### THE RECORDS:

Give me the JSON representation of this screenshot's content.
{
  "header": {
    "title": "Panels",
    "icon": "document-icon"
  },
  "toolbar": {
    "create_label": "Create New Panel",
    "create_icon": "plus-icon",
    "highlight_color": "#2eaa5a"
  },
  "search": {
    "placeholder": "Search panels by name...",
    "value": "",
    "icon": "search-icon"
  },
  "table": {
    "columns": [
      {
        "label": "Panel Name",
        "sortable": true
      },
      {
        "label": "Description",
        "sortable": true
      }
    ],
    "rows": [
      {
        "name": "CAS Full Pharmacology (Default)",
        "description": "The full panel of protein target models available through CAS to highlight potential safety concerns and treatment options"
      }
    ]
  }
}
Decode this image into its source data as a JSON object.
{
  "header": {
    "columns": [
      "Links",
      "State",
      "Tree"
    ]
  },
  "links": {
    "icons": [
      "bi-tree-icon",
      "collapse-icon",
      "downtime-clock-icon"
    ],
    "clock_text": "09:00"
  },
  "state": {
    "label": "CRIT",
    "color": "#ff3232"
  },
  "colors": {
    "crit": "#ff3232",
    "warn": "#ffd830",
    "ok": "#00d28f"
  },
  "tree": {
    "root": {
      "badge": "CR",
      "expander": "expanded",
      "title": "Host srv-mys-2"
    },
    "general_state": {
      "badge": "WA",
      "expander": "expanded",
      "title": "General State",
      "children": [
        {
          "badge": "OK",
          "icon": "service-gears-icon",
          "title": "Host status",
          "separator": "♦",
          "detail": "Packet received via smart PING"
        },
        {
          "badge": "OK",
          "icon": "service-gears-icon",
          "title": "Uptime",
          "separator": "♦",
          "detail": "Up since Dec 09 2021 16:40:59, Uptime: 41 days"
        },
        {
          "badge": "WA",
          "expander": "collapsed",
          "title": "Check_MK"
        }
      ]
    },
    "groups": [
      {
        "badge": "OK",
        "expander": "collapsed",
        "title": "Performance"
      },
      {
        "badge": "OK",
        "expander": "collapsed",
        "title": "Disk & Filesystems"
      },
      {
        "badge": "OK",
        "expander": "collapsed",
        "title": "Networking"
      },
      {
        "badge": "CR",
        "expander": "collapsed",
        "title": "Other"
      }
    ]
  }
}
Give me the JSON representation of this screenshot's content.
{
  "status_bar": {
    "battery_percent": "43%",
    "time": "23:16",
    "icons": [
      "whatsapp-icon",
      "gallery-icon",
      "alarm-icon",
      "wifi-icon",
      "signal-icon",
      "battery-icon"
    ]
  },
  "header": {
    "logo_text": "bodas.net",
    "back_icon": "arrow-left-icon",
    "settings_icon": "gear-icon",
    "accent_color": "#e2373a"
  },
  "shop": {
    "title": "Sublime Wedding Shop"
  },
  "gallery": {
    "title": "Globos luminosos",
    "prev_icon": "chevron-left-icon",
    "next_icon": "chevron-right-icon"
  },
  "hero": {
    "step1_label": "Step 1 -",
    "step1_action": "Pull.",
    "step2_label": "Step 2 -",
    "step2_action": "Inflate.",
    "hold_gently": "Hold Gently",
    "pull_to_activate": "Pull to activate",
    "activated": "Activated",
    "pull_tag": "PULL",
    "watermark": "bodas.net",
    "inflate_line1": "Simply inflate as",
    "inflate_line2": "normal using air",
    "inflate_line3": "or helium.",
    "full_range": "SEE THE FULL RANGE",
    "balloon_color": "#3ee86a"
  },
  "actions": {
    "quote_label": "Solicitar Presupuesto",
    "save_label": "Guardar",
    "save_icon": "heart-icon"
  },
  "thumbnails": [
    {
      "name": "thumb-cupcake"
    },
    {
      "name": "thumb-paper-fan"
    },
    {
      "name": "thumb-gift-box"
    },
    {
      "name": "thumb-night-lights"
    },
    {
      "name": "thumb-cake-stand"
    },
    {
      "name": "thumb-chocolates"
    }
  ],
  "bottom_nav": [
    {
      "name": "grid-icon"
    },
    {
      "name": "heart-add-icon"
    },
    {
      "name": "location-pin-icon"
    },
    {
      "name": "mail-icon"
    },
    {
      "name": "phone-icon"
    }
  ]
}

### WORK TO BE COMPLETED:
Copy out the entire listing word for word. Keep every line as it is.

### ANSWER SECTION:
Give me the JSON representation of this screenshot's content.
{
  "header": {
    "title": "Panels",
    "icon": "document-icon"
  },
  "toolbar": {
    "create_label": "Create New Panel",
    "create_icon": "plus-icon",
    "highlight_color": "#2eaa5a"
  },
  "search": {
    "placeholder": "Search panels by name...",
    "value": "",
    "icon": "search-icon"
  },
  "table": {
    "columns": [
      {
        "label": "Panel Name",
        "sortable": true
      },
      {
        "label": "Description",
        "sortable": true
      }
    ],
    "rows": [
      {
        "name": "CAS Full Pharmacology (Default)",
        "description": "The full panel of protein target models available through CAS to highlight potential safety concerns and treatment options"
      }
    ]
  }
}
Decode this image into its source data as a JSON object.
{
  "header": {
    "columns": [
      "Links",
      "State",
      "Tree"
    ]
  },
  "links": {
    "icons": [
      "bi-tree-icon",
      "collapse-icon",
      "downtime-clock-icon"
    ],
    "clock_text": "09:00"
  },
  "state": {
    "label": "CRIT",
    "color": "#ff3232"
  },
  "colors": {
    "crit": "#ff3232",
    "warn": "#ffd830",
    "ok": "#00d28f"
  },
  "tree": {
    "root": {
      "badge": "CR",
      "expander": "expanded",
      "title": "Host srv-mys-2"
    },
    "general_state": {
      "badge": "WA",
      "expander": "expanded",
      "title": "General State",
      "children": [
        {
          "badge": "OK",
          "icon": "service-gears-icon",
          "title": "Host status",
          "separator": "♦",
          "detail": "Packet received via smart PING"
        },
        {
          "badge": "OK",
          "icon": "service-gears-icon",
          "title": "Uptime",
          "separator": "♦",
          "detail": "Up since Dec 09 2021 16:40:59, Uptime: 41 days"
        },
        {
          "badge": "WA",
          "expander": "collapsed",
          "title": "Check_MK"
        }
      ]
    },
    "groups": [
      {
        "badge": "OK",
        "expander": "collapsed",
        "title": "Performance"
      },
      {
        "badge": "OK",
        "expander": "collapsed",
        "title": "Disk & Filesystems"
      },
      {
        "badge": "OK",
        "expander": "collapsed",
        "title": "Networking"
      },
      {
        "badge": "CR",
        "expander": "collapsed",
        "title": "Other"
      }
    ]
  }
}
Give me the JSON representation of this screenshot's content.
{
  "status_bar": {
    "battery_percent": "43%",
    "time": "23:16",
    "icons": [
      "whatsapp-icon",
      "gallery-icon",
      "alarm-icon",
      "wifi-icon",
      "signal-icon",
      "battery-icon"
    ]
  },
  "header": {
    "logo_text": "bodas.net",
    "back_icon": "arrow-left-icon",
    "settings_icon": "gear-icon",
    "accent_color": "#e2373a"
  },
  "shop": {
    "title": "Sublime Wedding Shop"
  },
  "gallery": {
    "title": "Globos luminosos",
    "prev_icon": "chevron-left-icon",
    "next_icon": "chevron-right-icon"
  },
  "hero": {
    "step1_label": "Step 1 -",
    "step1_action": "Pull.",
    "step2_label": "Step 2 -",
    "step2_action": "Inflate.",
    "hold_gently": "Hold Gently",
    "pull_to_activate": "Pull to activate",
    "activated": "Activated",
    "pull_tag": "PULL",
    "watermark": "bodas.net",
    "inflate_line1": "Simply inflate as",
    "inflate_line2": "normal using air",
    "inflate_line3": "or helium.",
    "full_range": "SEE THE FULL RANGE",
    "balloon_color": "#3ee86a"
  },
  "actions": {
    "quote_label": "Solicitar Presupuesto",
    "save_label": "Guardar",
    "save_icon": "heart-icon"
  },
  "thumbnails": [
    {
      "name": "thumb-cupcake"
    },
    {
      "name": "thumb-paper-fan"
    },
    {
      "name": "thumb-gift-box"
    },
    {
      "name": "thumb-night-lights"
    },
    {
      "name": "thumb-cake-stand"
    },
    {
      "name": "thumb-chocolates"
    }
  ],
  "bottom_nav": [
    {
      "name": "grid-icon"
    },
    {
      "name": "heart-add-icon"
    },
    {
      "name": "location-pin-icon"
    },
    {
      "name": "mail-icon"
    },
    {
      "name": "phone-icon"
    }
  ]
}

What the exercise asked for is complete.